Work task. Your task is to copy every line of the records below that contains "동양철관".

Provided data.
<<<<
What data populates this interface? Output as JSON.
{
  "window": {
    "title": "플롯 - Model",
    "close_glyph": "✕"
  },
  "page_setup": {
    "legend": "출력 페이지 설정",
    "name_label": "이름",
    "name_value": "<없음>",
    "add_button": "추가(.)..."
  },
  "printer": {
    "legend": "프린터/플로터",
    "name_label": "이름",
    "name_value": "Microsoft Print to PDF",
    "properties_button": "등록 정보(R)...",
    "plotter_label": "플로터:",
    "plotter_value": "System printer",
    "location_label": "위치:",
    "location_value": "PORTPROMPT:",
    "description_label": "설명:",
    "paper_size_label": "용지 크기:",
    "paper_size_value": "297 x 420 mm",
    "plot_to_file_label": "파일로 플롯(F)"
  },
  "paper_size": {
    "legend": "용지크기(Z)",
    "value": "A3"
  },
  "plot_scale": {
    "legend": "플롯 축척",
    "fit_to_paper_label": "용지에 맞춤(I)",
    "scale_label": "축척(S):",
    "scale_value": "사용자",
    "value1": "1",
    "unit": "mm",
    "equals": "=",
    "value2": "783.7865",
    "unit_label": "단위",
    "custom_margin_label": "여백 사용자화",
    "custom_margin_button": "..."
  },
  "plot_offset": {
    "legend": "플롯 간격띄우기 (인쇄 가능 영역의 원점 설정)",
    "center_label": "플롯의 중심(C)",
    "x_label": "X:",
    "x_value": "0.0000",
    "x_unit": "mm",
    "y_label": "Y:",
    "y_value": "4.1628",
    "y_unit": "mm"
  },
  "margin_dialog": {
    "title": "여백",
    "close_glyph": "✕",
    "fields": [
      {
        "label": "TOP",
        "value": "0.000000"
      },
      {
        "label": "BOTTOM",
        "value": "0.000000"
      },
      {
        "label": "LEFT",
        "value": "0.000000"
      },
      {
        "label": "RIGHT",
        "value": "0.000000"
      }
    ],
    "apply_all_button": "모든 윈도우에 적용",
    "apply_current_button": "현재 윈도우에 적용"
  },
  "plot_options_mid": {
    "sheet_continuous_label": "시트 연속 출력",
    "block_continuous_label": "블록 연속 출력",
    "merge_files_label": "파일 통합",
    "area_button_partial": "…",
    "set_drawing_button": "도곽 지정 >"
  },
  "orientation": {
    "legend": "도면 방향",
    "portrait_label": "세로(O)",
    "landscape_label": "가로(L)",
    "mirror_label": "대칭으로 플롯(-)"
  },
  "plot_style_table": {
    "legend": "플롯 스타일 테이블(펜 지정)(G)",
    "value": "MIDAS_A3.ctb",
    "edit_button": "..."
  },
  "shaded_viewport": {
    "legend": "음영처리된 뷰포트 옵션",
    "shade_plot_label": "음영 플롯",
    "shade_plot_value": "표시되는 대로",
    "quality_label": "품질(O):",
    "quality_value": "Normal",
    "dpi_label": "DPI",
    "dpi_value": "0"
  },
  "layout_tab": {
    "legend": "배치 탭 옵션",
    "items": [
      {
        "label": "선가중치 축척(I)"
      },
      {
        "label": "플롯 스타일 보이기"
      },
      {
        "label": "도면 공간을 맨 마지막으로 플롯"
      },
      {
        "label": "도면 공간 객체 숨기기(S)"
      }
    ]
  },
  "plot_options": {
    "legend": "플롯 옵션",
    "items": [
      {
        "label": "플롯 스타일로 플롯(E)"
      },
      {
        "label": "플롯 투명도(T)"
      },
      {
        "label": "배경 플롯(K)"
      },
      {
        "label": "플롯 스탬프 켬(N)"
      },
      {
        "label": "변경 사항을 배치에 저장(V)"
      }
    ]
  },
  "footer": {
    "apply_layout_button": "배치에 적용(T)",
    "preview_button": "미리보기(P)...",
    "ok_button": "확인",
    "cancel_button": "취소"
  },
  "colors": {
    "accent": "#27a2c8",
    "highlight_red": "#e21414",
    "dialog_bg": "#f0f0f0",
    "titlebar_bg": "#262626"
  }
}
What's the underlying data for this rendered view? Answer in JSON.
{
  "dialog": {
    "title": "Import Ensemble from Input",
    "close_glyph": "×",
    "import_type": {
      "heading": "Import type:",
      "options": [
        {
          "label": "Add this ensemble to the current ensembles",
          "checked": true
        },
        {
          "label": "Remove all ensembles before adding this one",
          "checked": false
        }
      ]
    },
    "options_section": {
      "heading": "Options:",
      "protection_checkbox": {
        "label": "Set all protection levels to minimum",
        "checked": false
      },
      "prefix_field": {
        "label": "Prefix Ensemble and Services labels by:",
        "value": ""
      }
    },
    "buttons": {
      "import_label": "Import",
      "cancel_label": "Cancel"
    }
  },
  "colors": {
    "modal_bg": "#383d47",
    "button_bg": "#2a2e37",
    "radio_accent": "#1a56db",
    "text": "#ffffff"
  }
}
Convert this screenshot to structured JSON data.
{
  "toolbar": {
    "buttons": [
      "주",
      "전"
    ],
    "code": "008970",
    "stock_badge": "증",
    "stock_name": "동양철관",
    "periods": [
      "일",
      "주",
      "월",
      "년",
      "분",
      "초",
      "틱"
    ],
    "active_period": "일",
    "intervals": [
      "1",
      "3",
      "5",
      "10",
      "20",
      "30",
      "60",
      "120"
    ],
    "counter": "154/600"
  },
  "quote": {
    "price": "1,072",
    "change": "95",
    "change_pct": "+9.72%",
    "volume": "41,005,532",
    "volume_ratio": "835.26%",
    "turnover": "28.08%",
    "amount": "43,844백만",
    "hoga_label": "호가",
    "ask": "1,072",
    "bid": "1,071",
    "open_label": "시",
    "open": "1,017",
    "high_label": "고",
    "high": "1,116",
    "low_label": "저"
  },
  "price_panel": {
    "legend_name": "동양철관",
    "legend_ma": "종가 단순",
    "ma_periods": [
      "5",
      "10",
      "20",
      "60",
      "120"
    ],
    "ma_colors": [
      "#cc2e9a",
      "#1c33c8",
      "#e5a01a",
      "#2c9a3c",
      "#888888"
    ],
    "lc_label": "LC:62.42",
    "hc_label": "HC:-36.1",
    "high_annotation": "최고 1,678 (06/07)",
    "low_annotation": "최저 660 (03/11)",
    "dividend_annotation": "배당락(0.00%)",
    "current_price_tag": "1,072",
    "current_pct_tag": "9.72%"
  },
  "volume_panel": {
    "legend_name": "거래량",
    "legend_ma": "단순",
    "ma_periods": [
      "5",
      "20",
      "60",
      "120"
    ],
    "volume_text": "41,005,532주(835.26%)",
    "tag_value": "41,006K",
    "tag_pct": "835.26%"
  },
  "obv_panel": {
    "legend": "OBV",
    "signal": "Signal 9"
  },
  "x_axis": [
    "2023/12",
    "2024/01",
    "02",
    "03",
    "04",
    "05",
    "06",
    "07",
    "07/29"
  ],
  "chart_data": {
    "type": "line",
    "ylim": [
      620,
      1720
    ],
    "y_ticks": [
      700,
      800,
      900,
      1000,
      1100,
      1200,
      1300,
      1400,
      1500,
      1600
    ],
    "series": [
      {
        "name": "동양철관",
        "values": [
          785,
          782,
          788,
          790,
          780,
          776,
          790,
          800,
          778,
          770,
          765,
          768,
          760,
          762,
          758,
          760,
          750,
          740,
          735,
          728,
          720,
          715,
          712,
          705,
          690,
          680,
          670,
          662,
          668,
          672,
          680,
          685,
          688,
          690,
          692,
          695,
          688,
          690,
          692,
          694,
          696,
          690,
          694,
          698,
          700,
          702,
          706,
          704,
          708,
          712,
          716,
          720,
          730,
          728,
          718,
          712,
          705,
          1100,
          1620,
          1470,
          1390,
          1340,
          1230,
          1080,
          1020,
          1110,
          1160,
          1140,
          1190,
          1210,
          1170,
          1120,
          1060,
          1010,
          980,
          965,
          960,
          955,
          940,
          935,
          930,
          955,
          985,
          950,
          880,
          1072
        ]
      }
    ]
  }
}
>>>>
Response to this exercise.
    "stock_name": "동양철관",
    "legend_name": "동양철관",
        "name": "동양철관",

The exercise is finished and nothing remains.